To be successful in obtaining compensation, there are two tests to satisfy:
- Has the medical person involved breached his/her duty of care to you?
- If so, has this Breach of Duty led to a foreseeable injury over and above that which you would have suffered in any event?
Both these tests must be satisfied before investigations into any condition, prognosis and value of the claim can be fully undertaken. Without satisfying both of these tests, the claim will not be successful.
Breach of Duty
In assessing whether the care provided by the clinician has been negligent, the court must determine whether a reasonably competent practitioner in the relevant field at the same time faced with identical circumstances would have acted in the same way.
If it is possible to show that a reasonable and competent body of medical opinion (even if it is only a few practitioners) would have acted in the same way, then the care would not be considered negligent.
It is important to note that imperfect care does not necessarily mean that a Breach of Duty has occurred and is, therefore, not necessarily negligent.
If a Breach of Duty of care is found, you must then prove that this breach led to significant deterioration or additional injury over and above that which you would have suffered in any event. The test in this respect is known as the ‘balance of probabilities’, i.e. that there is a greater than 51% chance that injuries suffered were as a result of the negligence.
It is often difficult to prove causation, i.e. what additional injury has been suffered. In a claim for a broken leg sustained in a road traffic accident, it is clear that you would not have been driving with a broken leg and therefore the leg was broken in the accident. However, in medical negligence claims this is more difficult as you are seeking hospital treatment for a condition that you already have, which has not been negligently caused and as such the additional injury suffered is not as clear.
In order to bring a successful claim, the opinions of Medical Experts are required to determine the issue of Beach of Duty and Causation. T G Baynes Solicitors have a good working relationship with many medical experts who are top of their field, in a variety of specialisms. We also have close ties with charities, such Action Against Victims of Medical Accidents (AVMA), for which members of our team volunteer on their telephone helpline.

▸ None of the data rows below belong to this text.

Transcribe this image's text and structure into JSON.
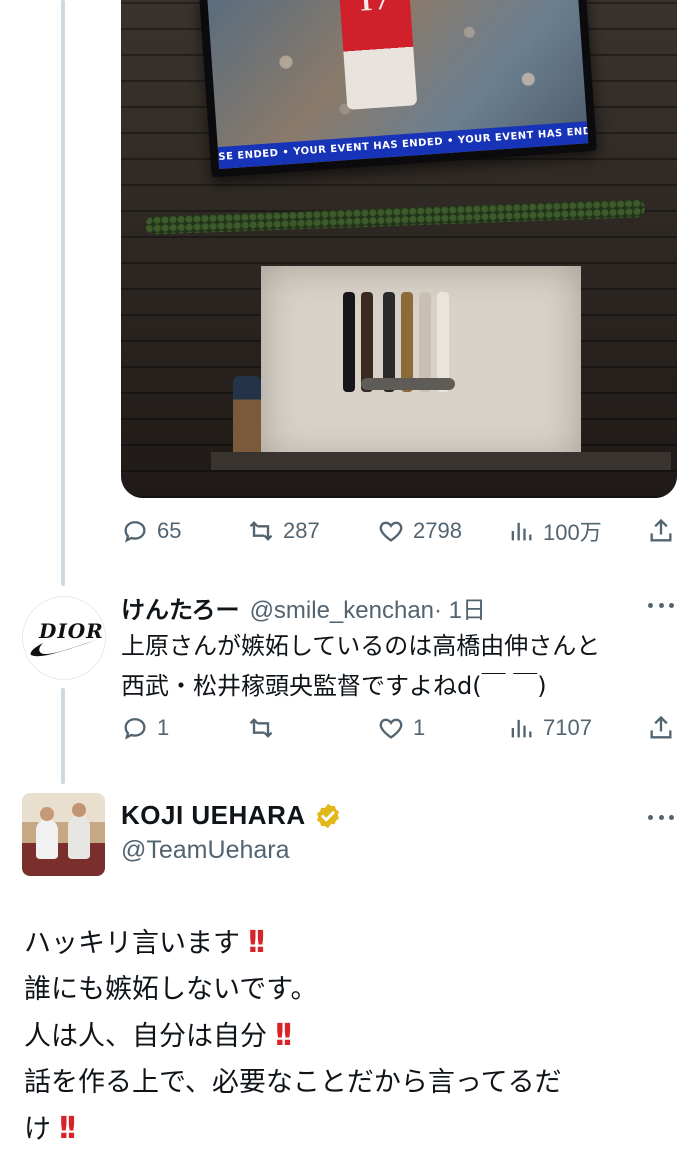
{
  "colors": {
    "accent": "#1d9bf0",
    "muted": "#536471",
    "text": "#0f1419",
    "thread_line": "#cfd9de",
    "emphasis": "#d8232a",
    "verified_gold": "#e2b719"
  },
  "media": {
    "ticker_text": "SE ENDED  •  YOUR EVENT HAS ENDED  •  YOUR EVENT HAS ENDED  •  YOUR EVENT HAS ENDED  •  YOUR",
    "jersey_number": "17"
  },
  "first_actions": {
    "replies": "65",
    "reposts": "287",
    "likes": "2798",
    "views": "100万"
  },
  "reply_tweet": {
    "avatar_brand": "DIOR",
    "name": "けんたろー",
    "handle": "@smile_kenchan",
    "time": "· 1日",
    "text_lines": [
      "上原さんが嫉妬しているのは高橋由伸さんと",
      "西武・松井稼頭央監督ですよねd(￣ ￣)"
    ],
    "actions": {
      "replies": "1",
      "reposts": "",
      "likes": "1",
      "views": "7107"
    }
  },
  "main_tweet": {
    "name": "KOJI  UEHARA",
    "handle": "@TeamUehara",
    "text_lines": [
      {
        "text": "ハッキリ言います",
        "bang": "!!"
      },
      {
        "text": "誰にも嫉妬しないです。",
        "bang": ""
      },
      {
        "text": "人は人、自分は自分",
        "bang": "!!"
      },
      {
        "text": "話を作る上で、必要なことだから言ってるだ",
        "bang": ""
      },
      {
        "text": "け",
        "bang": "!!"
      }
    ]
  }
}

Expert evidence would also be required to support financial losses suffered as a consequence of the injury. Financial compensation could include loss of earnings, carers, treatment costs and future needs.